Equation (4) can be found not only when $x$ varies discretely, taking values $0, 1, \dots$, but also when $x$ varies continuously. Let $f$ be arbitrarily defined in the half-open interval $[0,n)$ . From (5) one obtains by setting $x=0$. If $f$ is continuously defined in $[0,n)$, then $f$ may prove to be discontinuous in the closed interval $[0,n]$. If one wishes to deal with continuous solutions, $f$ needs to be defined on $[0,n)$ in such a way that by virtue of (5) it proves to be continuous in $[0,n]$. Knowledge of $f$ in $[0,n]$ enables one to find from (5) $f(x)$ for $x \in (n,n+1]$, then for $x \in (n+1,n+2]$, etc.

More general than (8) is the equation $$f(x + h_k) + \alpha_1 f(x + h_{k-1}) + \dots + \alpha_k f(x) = 0 \tag{9}$$

Here $0 < h_1 < \dots < h_k$ are not necessarily integers and are not necessarily commensurable relative to one another. Equation (9) has the particular solutions $$f(x) = e^{\lambda x}$$

where $\lambda$ is a root of the equation $$L(\lambda) \equiv e^{h_k \lambda} + \alpha_1 e^{h_{k-1} \lambda} + \dots + \alpha_k = 0 \tag{2'}$$

This equation has an infinite number of roots $\lambda_1, \lambda_2, \dots$. Consequently, (9) has an infinite number of particular solutions $e^{\lambda_m x}$, $m = 1, 2, \dots$. Suppose that all the roots are simple. To express the solutions of (9) in terms of these elementary particular solutions, it is convenient to write the equation in the form: $$\int_{0}^{\alpha} f(x+t) d\sigma(t) = 0, \quad \alpha = h_k, \tag{10}$$

where $\sigma(t)$ is a step function having jumps at the points $0, h_1, \dots, h_k$, equal to $\alpha_k, \alpha_{k-1}, \dots, 1$, respectively. Let $$\psi_\nu(t) = \frac{-e^{\lambda_\nu t}}{L'(\lambda_\nu)} \int_{0}^{t} e^{\lambda_\nu \xi} d\sigma(\xi) = 0, \qquad \nu \geqslant 1.$$

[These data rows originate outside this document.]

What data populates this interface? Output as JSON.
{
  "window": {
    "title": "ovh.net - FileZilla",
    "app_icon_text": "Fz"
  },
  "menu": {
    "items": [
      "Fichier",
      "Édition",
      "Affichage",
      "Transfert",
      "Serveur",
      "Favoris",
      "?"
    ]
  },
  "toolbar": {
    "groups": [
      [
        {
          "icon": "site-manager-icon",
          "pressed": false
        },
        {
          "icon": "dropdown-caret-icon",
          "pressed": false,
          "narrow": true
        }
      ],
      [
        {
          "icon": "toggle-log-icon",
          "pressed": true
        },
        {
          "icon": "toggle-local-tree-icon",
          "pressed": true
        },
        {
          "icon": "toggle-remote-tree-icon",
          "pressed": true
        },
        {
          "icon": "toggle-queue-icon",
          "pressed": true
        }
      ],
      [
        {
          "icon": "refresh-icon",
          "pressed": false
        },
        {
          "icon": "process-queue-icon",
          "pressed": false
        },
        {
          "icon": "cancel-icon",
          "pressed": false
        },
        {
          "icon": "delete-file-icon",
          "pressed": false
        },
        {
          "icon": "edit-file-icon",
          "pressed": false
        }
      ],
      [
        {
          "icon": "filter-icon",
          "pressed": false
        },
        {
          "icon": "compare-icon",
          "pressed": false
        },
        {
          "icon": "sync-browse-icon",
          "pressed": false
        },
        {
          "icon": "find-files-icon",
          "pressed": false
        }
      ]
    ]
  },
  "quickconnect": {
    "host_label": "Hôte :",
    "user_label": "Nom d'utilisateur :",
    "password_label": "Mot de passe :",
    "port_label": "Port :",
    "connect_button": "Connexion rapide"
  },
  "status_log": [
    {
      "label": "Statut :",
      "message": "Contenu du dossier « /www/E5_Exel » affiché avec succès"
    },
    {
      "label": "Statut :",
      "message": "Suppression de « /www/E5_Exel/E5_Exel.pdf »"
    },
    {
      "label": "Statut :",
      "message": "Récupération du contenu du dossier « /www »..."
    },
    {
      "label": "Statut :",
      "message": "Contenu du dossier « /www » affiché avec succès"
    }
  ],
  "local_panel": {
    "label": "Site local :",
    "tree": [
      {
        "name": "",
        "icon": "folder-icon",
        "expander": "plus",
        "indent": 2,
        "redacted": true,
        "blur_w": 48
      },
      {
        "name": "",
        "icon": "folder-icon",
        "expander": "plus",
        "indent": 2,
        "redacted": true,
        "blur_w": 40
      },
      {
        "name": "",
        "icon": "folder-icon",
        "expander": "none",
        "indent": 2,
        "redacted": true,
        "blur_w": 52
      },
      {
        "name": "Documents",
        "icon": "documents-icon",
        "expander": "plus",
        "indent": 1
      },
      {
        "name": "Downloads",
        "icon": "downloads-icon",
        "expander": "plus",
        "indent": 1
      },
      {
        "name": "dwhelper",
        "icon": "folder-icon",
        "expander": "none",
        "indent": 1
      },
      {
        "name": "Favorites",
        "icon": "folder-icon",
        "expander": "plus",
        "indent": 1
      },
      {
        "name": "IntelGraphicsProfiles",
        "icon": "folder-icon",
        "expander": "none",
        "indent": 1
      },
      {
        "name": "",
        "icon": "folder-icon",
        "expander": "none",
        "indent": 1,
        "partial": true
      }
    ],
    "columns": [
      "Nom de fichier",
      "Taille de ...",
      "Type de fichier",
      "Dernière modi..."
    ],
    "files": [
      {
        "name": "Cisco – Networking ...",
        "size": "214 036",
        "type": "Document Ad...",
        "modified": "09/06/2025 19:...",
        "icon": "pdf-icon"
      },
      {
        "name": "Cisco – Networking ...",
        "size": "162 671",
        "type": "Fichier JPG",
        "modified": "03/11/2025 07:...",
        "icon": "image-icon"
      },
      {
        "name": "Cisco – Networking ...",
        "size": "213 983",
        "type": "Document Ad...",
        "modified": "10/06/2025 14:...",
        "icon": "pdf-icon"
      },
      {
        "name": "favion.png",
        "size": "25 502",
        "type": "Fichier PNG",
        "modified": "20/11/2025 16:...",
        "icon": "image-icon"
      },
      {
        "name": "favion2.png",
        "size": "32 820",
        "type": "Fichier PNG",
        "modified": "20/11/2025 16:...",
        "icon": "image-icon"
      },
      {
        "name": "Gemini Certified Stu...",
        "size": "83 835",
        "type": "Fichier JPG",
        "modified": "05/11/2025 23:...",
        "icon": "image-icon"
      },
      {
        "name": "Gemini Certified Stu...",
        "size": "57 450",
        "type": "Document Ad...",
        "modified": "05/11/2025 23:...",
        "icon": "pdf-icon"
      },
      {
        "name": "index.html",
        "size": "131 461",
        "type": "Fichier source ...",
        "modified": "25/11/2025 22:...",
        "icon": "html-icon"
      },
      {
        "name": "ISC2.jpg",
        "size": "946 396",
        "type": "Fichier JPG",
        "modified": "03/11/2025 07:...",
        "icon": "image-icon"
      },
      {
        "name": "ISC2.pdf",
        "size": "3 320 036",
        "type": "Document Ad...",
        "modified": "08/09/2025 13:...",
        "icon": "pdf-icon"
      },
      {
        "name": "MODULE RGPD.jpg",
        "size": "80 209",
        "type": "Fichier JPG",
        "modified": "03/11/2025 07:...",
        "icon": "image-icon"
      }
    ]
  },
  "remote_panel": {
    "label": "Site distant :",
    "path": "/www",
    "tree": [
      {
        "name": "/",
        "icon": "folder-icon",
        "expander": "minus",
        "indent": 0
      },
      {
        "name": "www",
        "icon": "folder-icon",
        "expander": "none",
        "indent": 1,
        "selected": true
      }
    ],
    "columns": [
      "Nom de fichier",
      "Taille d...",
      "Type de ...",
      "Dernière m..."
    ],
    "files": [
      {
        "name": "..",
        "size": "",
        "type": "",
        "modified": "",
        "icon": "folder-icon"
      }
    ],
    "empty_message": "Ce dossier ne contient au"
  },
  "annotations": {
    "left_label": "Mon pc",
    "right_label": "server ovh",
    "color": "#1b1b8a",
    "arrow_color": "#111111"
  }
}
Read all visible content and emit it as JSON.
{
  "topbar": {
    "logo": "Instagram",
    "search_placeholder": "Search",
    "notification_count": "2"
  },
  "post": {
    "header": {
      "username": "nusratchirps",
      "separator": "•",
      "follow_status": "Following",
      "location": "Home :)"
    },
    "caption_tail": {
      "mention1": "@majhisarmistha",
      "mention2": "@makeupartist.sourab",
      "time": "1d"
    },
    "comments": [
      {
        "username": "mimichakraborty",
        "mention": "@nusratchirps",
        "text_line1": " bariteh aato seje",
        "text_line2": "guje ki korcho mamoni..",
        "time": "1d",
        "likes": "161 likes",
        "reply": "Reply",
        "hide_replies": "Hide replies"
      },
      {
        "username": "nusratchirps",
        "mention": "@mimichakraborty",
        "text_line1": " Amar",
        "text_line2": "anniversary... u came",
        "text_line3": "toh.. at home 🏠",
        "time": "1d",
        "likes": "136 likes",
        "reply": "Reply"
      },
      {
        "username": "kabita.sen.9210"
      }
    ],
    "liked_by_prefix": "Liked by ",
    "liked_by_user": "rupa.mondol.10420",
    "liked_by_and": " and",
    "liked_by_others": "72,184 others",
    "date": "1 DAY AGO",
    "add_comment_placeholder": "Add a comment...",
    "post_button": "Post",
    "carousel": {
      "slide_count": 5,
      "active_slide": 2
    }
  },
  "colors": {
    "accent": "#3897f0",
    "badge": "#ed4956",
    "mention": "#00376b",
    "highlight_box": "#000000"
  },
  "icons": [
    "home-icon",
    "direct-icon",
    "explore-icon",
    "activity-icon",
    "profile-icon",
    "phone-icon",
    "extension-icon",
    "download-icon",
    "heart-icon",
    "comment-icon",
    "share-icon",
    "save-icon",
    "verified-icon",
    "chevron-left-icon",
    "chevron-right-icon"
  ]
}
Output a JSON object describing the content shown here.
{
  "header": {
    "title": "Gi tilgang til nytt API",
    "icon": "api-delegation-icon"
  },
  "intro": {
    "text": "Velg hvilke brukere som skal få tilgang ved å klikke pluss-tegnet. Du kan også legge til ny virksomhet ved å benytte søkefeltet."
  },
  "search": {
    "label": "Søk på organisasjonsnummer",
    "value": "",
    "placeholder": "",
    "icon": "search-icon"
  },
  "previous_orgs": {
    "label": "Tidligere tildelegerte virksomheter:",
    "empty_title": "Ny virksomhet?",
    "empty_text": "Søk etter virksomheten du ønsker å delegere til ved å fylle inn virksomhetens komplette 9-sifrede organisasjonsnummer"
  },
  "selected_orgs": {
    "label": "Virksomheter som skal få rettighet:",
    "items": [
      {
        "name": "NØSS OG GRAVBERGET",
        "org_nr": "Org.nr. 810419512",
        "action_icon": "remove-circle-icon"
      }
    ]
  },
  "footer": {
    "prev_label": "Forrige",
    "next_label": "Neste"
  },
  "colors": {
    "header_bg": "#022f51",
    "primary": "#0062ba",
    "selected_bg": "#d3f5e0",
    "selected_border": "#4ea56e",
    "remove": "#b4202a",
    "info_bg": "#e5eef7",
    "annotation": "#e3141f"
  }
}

The functions $\psi_\nu(t)$ have the property: $$\int_{0}^{\alpha} e^{\lambda_m t} \psi_\nu(t) dt = \delta_{m \nu}$$

($\delta_{m \nu} = 1$ if $m = \nu$, and $\delta_{m \nu} = 0$ if $m \neq \nu$), that is, they form a system that is bi-orthogonal to the system $\{e^{\lambda_m t}\}$. On this basis, the solution $f$ of (10) corresponds to the series $$f(x) \sim \sum_{\nu = 1}^{\infty} c_{\nu} e^{\lambda_\nu x}, \tag{11}$$

$$c_\nu = \int_{0}^{\alpha} f(t) \psi_\nu(t) dt.$$

If (9) has the form $$f(x + 2\pi) - f(x) = 0 \tag{12}$$ (that is, $f$ is a periodic function with period $2\pi$); $L(x) = e^{2\pi x} - 1$; the roots of the equation $L(\lambda) = 0$ are $m i$ ($m = 0, \pm 1, \dots$); and (11) is the Fourier series of $f$ in complex form. The series (11) can be regarded as a generalization to the case of the difference equation (9) of the ordinary Fourier series corresponding to the simplest difference equation (12). Under certain conditions the series (11) converges to the solution $f$. If $f$ is an analytic function, then (9) is expressible in the form of an equation of infinite order $$\sum_{n = 0}^{\infty} \alpha_n f^{(n)} (x) = 0$$